-- Opening Marker --

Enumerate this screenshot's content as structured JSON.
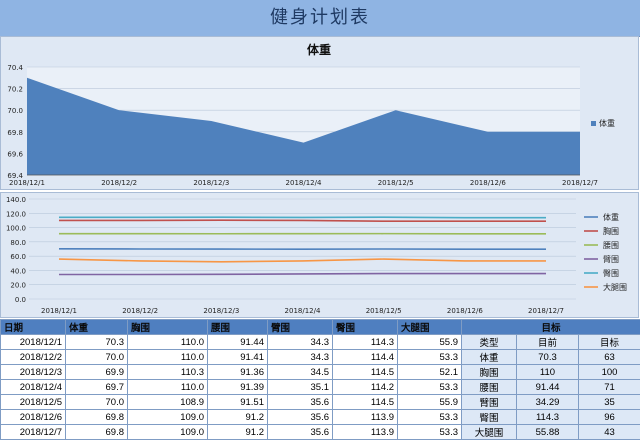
{
  "page_title": "健身计划表",
  "chart_data": [
    {
      "type": "area",
      "title": "体重",
      "categories": [
        "2018/12/1",
        "2018/12/2",
        "2018/12/3",
        "2018/12/4",
        "2018/12/5",
        "2018/12/6",
        "2018/12/7"
      ],
      "series": [
        {
          "name": "体重",
          "values": [
            70.3,
            70.0,
            69.9,
            69.7,
            70.0,
            69.8,
            69.8
          ],
          "color": "#4f81bd"
        }
      ],
      "ylim": [
        69.4,
        70.4
      ],
      "yticks": [
        "69.4",
        "69.6",
        "69.8",
        "70.0",
        "70.2",
        "70.4"
      ],
      "legend": "right",
      "grid": true
    },
    {
      "type": "line",
      "title": "",
      "categories": [
        "2018/12/1",
        "2018/12/2",
        "2018/12/3",
        "2018/12/4",
        "2018/12/5",
        "2018/12/6",
        "2018/12/7"
      ],
      "series": [
        {
          "name": "体重",
          "values": [
            70.3,
            70.0,
            69.9,
            69.7,
            70.0,
            69.8,
            69.8
          ],
          "color": "#4f81bd"
        },
        {
          "name": "胸围",
          "values": [
            110.0,
            110.0,
            110.3,
            110.0,
            108.9,
            109.0,
            109.0
          ],
          "color": "#c0504d"
        },
        {
          "name": "腰围",
          "values": [
            91.44,
            91.41,
            91.36,
            91.39,
            91.51,
            91.2,
            91.2
          ],
          "color": "#9bbb59"
        },
        {
          "name": "臂围",
          "values": [
            34.3,
            34.3,
            34.5,
            35.1,
            35.6,
            35.6,
            35.6
          ],
          "color": "#8064a2"
        },
        {
          "name": "臀围",
          "values": [
            114.3,
            114.4,
            114.5,
            114.2,
            114.5,
            113.9,
            113.9
          ],
          "color": "#4bacc6"
        },
        {
          "name": "大腿围",
          "values": [
            55.9,
            53.3,
            52.1,
            53.3,
            55.9,
            53.3,
            53.3
          ],
          "color": "#f79646"
        }
      ],
      "ylim": [
        0,
        140
      ],
      "yticks": [
        "0.0",
        "20.0",
        "40.0",
        "60.0",
        "80.0",
        "100.0",
        "120.0",
        "140.0"
      ],
      "legend": "right",
      "grid": true
    }
  ],
  "table": {
    "headers": [
      "日期",
      "体重",
      "胸围",
      "腰围",
      "臂围",
      "臀围",
      "大腿围",
      "目标"
    ],
    "rows": [
      {
        "date": "2018/12/1",
        "weight": "70.3",
        "chest": "110.0",
        "waist": "91.44",
        "arm": "34.3",
        "hip": "114.3",
        "thigh": "55.9"
      },
      {
        "date": "2018/12/2",
        "weight": "70.0",
        "chest": "110.0",
        "waist": "91.41",
        "arm": "34.3",
        "hip": "114.4",
        "thigh": "53.3"
      },
      {
        "date": "2018/12/3",
        "weight": "69.9",
        "chest": "110.3",
        "waist": "91.36",
        "arm": "34.5",
        "hip": "114.5",
        "thigh": "52.1"
      },
      {
        "date": "2018/12/4",
        "weight": "69.7",
        "chest": "110.0",
        "waist": "91.39",
        "arm": "35.1",
        "hip": "114.2",
        "thigh": "53.3"
      },
      {
        "date": "2018/12/5",
        "weight": "70.0",
        "chest": "108.9",
        "waist": "91.51",
        "arm": "35.6",
        "hip": "114.5",
        "thigh": "55.9"
      },
      {
        "date": "2018/12/6",
        "weight": "69.8",
        "chest": "109.0",
        "waist": "91.2",
        "arm": "35.6",
        "hip": "113.9",
        "thigh": "53.3"
      },
      {
        "date": "2018/12/7",
        "weight": "69.8",
        "chest": "109.0",
        "waist": "91.2",
        "arm": "35.6",
        "hip": "113.9",
        "thigh": "53.3"
      }
    ],
    "goal_rows": [
      [
        "类型",
        "目前",
        "目标"
      ],
      [
        "体重",
        "70.3",
        "63"
      ],
      [
        "胸围",
        "110",
        "100"
      ],
      [
        "腰围",
        "91.44",
        "71"
      ],
      [
        "臂围",
        "34.29",
        "35"
      ],
      [
        "臀围",
        "114.3",
        "96"
      ],
      [
        "大腿围",
        "55.88",
        "43"
      ]
    ]
  }
}
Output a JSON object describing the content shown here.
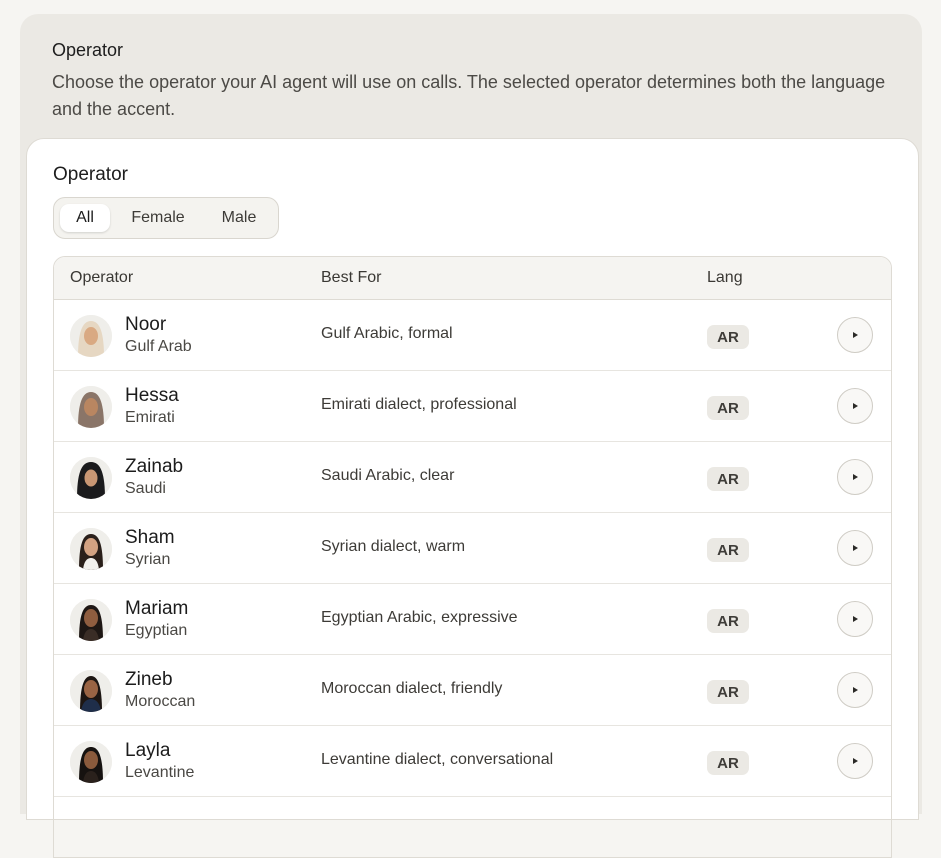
{
  "section": {
    "title": "Operator",
    "description": "Choose the operator your AI agent will use on calls. The selected operator determines both the language and the accent."
  },
  "card": {
    "title": "Operator",
    "filters": [
      "All",
      "Female",
      "Male"
    ],
    "active_filter": "All"
  },
  "table": {
    "headers": {
      "operator": "Operator",
      "best_for": "Best For",
      "lang": "Lang"
    },
    "rows": [
      {
        "name": "Noor",
        "region": "Gulf Arab",
        "best_for": "Gulf Arabic, formal",
        "lang": "AR",
        "avatar_icon": "hijab-woman-avatar"
      },
      {
        "name": "Hessa",
        "region": "Emirati",
        "best_for": "Emirati dialect, professional",
        "lang": "AR",
        "avatar_icon": "hijab-woman-avatar"
      },
      {
        "name": "Zainab",
        "region": "Saudi",
        "best_for": "Saudi Arabic, clear",
        "lang": "AR",
        "avatar_icon": "hijab-woman-avatar"
      },
      {
        "name": "Sham",
        "region": "Syrian",
        "best_for": "Syrian dialect, warm",
        "lang": "AR",
        "avatar_icon": "woman-avatar"
      },
      {
        "name": "Mariam",
        "region": "Egyptian",
        "best_for": "Egyptian Arabic, expressive",
        "lang": "AR",
        "avatar_icon": "woman-avatar"
      },
      {
        "name": "Zineb",
        "region": "Moroccan",
        "best_for": "Moroccan dialect, friendly",
        "lang": "AR",
        "avatar_icon": "woman-avatar"
      },
      {
        "name": "Layla",
        "region": "Levantine",
        "best_for": "Levantine dialect, conversational",
        "lang": "AR",
        "avatar_icon": "woman-avatar"
      }
    ]
  },
  "colors": {
    "page_bg": "#f6f5f2",
    "panel_bg": "#ebe9e4",
    "card_bg": "#ffffff",
    "badge_bg": "#ebe9e4"
  }
}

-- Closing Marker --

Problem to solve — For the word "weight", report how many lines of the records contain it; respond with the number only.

Solution — 7